Out along the South Platte trail, we saw many of the waterbirds we’d anticipate seeing this time of year such as Bufflehead, American Wigeon, Green-winged Teal and Gadwall.

One exciting observation was a Northern Harrier behaving very un-Harrierlike. These medium-sized raptors with long tails and a distinctive white rump patch are most often seen flying low over grasslands or marshes. This behavior is explained by their habit of not only looking for its prey, but listening as well. The Northern Harrier we observed was soaring high in the sky, a behavior we typically expect from other raptors such as the Red-tailed Hawk. What a treat to see a bird exhibiting an unexpected behavior!

Female Northern Harrier @ Bill Schmoker

Another big highlight was a pair of nest-building Bushtits. These tiny gray birds are often seen in marauding flocks that descend upon your suet feeder and then disappear, often for weeks at a time. This time of year, they are paired up to nest and often start earlier than many other perching birds.

Bushtit @ Bill Schmoker

As spring migration continues, we will say goodbye to many species of waterbirds, and hello to some of our summer favorites such as hummingbirds, swallows, and Bullock’s Orioles. Be sure to sign up early for the next walk on April 28th, 2018 by visiting the Hudson Garden’s website.

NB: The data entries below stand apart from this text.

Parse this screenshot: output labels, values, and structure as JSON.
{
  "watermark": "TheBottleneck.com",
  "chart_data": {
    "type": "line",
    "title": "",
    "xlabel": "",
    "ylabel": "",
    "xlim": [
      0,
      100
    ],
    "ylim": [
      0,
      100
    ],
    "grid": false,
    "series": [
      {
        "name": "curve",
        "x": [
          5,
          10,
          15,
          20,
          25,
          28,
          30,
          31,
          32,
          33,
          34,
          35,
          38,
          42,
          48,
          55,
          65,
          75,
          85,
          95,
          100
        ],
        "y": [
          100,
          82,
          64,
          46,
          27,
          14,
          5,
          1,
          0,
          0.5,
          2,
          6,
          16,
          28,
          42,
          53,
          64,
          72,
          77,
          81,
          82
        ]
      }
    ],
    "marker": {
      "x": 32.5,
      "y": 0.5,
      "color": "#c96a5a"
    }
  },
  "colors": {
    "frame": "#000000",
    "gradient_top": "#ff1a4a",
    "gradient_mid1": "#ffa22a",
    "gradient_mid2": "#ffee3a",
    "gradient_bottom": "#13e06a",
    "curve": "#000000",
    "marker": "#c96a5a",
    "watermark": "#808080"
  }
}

Species List:

American Robin – 30

Black-capped Chickadee – 5

Northern Flicker – 3

European Starling – 9

Red-winged Blackbird – 25

Northern Harrier – 1

Song Sparrow – 4

Green-winged Teal – 4

Bufflehead – 7

Double-crested Cormorant – 2

Mallard – 14

American Coot – 1

House Finch – 12

American Goldfinch – 4

Killdeer – 1

Bushtit – 4

American Wigeon – 12

Gadwall – 6

Swallow spp. – 10 (flying high)

Canada Goose – 26

Blue Jay – 5

Common Grackle – 3

Eurasian Collared-Dove – 2

Common Raven – 1

Black-billed Magpie – 3